My Spanish language learner adventures in Colombia inspired my return to the teaching profession. However, this time around I planned to focus my efforts on English Language Learners (ELL).
As a former math and science teacher, 16yrs removed and officially retired from the military, I found myself enrolled in a graduate level ELL degree program without a classroom or ELL students of my own to observe, research, reference etc. There was no turning back, so I found ways to gain an inside look at ELL teaching.
I began my quest for personal professional development by volunteering in an ELL classroom at my local elementary school. This experience provided great exposure to ELL students, kindergarten through 4th grade but 6 months into my degree program I wanted more practical experience and something that might further validate what I was learning.
Why not Costa Rica? The flights are cheap, the weather is great and the International TEFL Academy (ITA) Costa Rica offers a curriculum that complements just about any ELL degree program or U.S, public school ELL classroom, which includes 20hrs of practicums, just enough time to put theory into practice.
My university level degree programs have been rooted in theory and ITA was no different in that regard, only I didn’t find that the ITA course really pushed one method over another. Instead, they really show you how to blend the best of several methods.
For example, the ELL lessons plan developed throughout the course always has a direct instruction component but it is limited to approximately 5-8 minutes. The instruction is always preceded by a language warm-up and introduction and followed by three engaging, language filled practice activities and a culminating production activity.
The methods taught involve direct instruction, which seems to be frowned upon in the ELL public school community but like Krashen’s (2009) acquisition versus learning hypothesis and Natural Approach, the largest portion of the time is dedicated to creating a learning environment and opportunity to acquire new language rather than “teaching” a language. I found this most effective because the short direct instruction moments, that might be better referred to as mini-lessons, gave students the ability to self-monitor, a hypothesis also offered by Krashen (2009).
You complete the ITA course for hundreds of activity ideas that range from beginner to advance ELL. In many cases, if not most, the ideas and activities offered through-out the course are things that could easily be incorporated into the mainstream classroom to improve every student’s reading, writing, speaking and listening skills.
The ITA experience is unlike any teacher training program you have ever attended. Should you decide attend ITA as professional development experience, forget what you know and learn to teach again. Don’t fight the experience by trying to
demonstrate what you already know. Learn something new.
I almost forgot to mention…you’re in a beautiful country, take in the sights and the culture so you can share more than just great teaching strategies with your students back home.
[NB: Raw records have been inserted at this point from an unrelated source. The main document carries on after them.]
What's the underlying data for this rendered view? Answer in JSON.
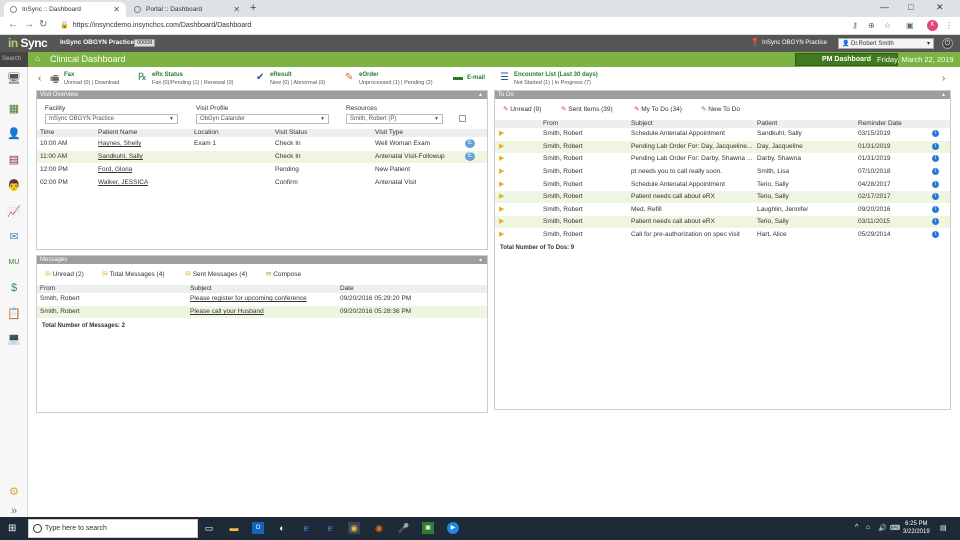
{
  "browser": {
    "tabs": [
      {
        "title": "InSync :: Dashboard"
      },
      {
        "title": "Portal :: Dashboard"
      }
    ],
    "url": "https://insyncdemo.insynchcs.com/Dashboard/Dashboard"
  },
  "app": {
    "logo_part1": "in",
    "logo_part2": "Sync",
    "practice": "InSync OBGYN Practice",
    "practice_code": "00008",
    "location": "InSync OBGYN Practice",
    "doctor": "Dr.Robert Smith",
    "search_placeholder": "Search",
    "page_title": "Clinical Dashboard",
    "pm_dashboard": "PM Dashboard",
    "date": "Friday, March 22, 2019"
  },
  "quickbar": [
    {
      "title": "Fax",
      "sub": "Unread (0) | Download"
    },
    {
      "title": "eRx Status",
      "sub": "Fax (0)/Pending (1) | Renewal (0)"
    },
    {
      "title": "eResult",
      "sub": "New (0) | Abnormal (0)"
    },
    {
      "title": "eOrder",
      "sub": "Unprocessed (1) | Pending (2)"
    },
    {
      "title": "E-mail",
      "sub": ""
    },
    {
      "title": "Encounter List (Last 30 days)",
      "sub": "Not Started (1) | In Progress (7)"
    }
  ],
  "visit_overview": {
    "title": "Visit Overview",
    "facility_label": "Facility",
    "facility_value": "InSync OBGYN Practice",
    "profile_label": "Visit Profile",
    "profile_value": "ObGyn Calander",
    "resources_label": "Resources",
    "resources_value": "Smith, Robert (P)",
    "columns": [
      "Time",
      "Patient Name",
      "Location",
      "Visit Status",
      "Visit Type"
    ],
    "rows": [
      {
        "time": "10:00 AM",
        "patient": "Haynes, Shelly",
        "location": "Exam 1",
        "status": "Check In",
        "type": "Well Woman Exam",
        "etoggle": true
      },
      {
        "time": "11:00 AM",
        "patient": "Sandkuhl, Sally",
        "location": "",
        "status": "Check In",
        "type": "Antenatal Visit-Followup",
        "etoggle": true
      },
      {
        "time": "12:00 PM",
        "patient": "Ford, Gloria",
        "location": "",
        "status": "Pending",
        "type": "New Patient",
        "etoggle": false
      },
      {
        "time": "02:00 PM",
        "patient": "Walker, JESSICA",
        "location": "",
        "status": "Confirm",
        "type": "Antenatal Visit",
        "etoggle": false
      }
    ]
  },
  "messages": {
    "title": "Messages",
    "tabs": [
      {
        "label": "Unread (2)"
      },
      {
        "label": "Total Messages (4)"
      },
      {
        "label": "Sent Messages (4)"
      },
      {
        "label": "Compose"
      }
    ],
    "columns": [
      "From",
      "Subject",
      "Date"
    ],
    "rows": [
      {
        "from": "Smith, Robert",
        "subject": "Please register for upcoming conference",
        "date": "09/20/2016 05:29:20 PM"
      },
      {
        "from": "Smith, Robert",
        "subject": "Please call your Husband",
        "date": "09/20/2016 05:28:36 PM"
      }
    ],
    "total": "Total Number of Messages: 2"
  },
  "todo": {
    "title": "To Do",
    "tabs": [
      {
        "label": "Unread (9)"
      },
      {
        "label": "Sent Items (39)"
      },
      {
        "label": "My To Do (34)"
      },
      {
        "label": "New To Do"
      }
    ],
    "columns": [
      "From",
      "Subject",
      "Patient",
      "Reminder Date"
    ],
    "rows": [
      {
        "from": "Smith, Robert",
        "subject": "Schedule Antenatal Appointment",
        "patient": "Sandkuhl, Sally",
        "date": "03/15/2019"
      },
      {
        "from": "Smith, Robert",
        "subject": "Pending Lab Order For: Day, Jacqueline...",
        "patient": "Day, Jacqueline",
        "date": "01/31/2019"
      },
      {
        "from": "Smith, Robert",
        "subject": "Pending Lab Order For: Darby, Shawna ...",
        "patient": "Darby, Shawna",
        "date": "01/31/2019"
      },
      {
        "from": "Smith, Robert",
        "subject": "pt needs you to call really soon.",
        "patient": "Smith, Lisa",
        "date": "07/10/2018"
      },
      {
        "from": "Smith, Robert",
        "subject": "Schedule Antenatal Appointment",
        "patient": "Terio, Sally",
        "date": "04/28/2017"
      },
      {
        "from": "Smith, Robert",
        "subject": "Patient needs call about eRX",
        "patient": "Terio, Sally",
        "date": "02/17/2017"
      },
      {
        "from": "Smith, Robert",
        "subject": "Med. Refill",
        "patient": "Laughlin, Jennifer",
        "date": "09/20/2016"
      },
      {
        "from": "Smith, Robert",
        "subject": "Patient needs call about eRX",
        "patient": "Terio, Sally",
        "date": "03/11/2015"
      },
      {
        "from": "Smith, Robert",
        "subject": "Call for pre-authorization on spec visit",
        "patient": "Hart, Alice",
        "date": "05/29/2014"
      }
    ],
    "total": "Total Number of To Dos: 9"
  },
  "taskbar": {
    "search_placeholder": "Type here to search",
    "time": "6:25 PM",
    "date": "3/22/2019"
  }
}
If you are interested in attending the International TEFL Academy, Costa Rica you can find more information at https://www.costaricatesol.com/
Stay tuned as I post future lessons learned.
Krashen, S. (2009). Principles and Practice in Second Language Acquisition. Retrieved
December 10, 2017 from www.sdkrashen.com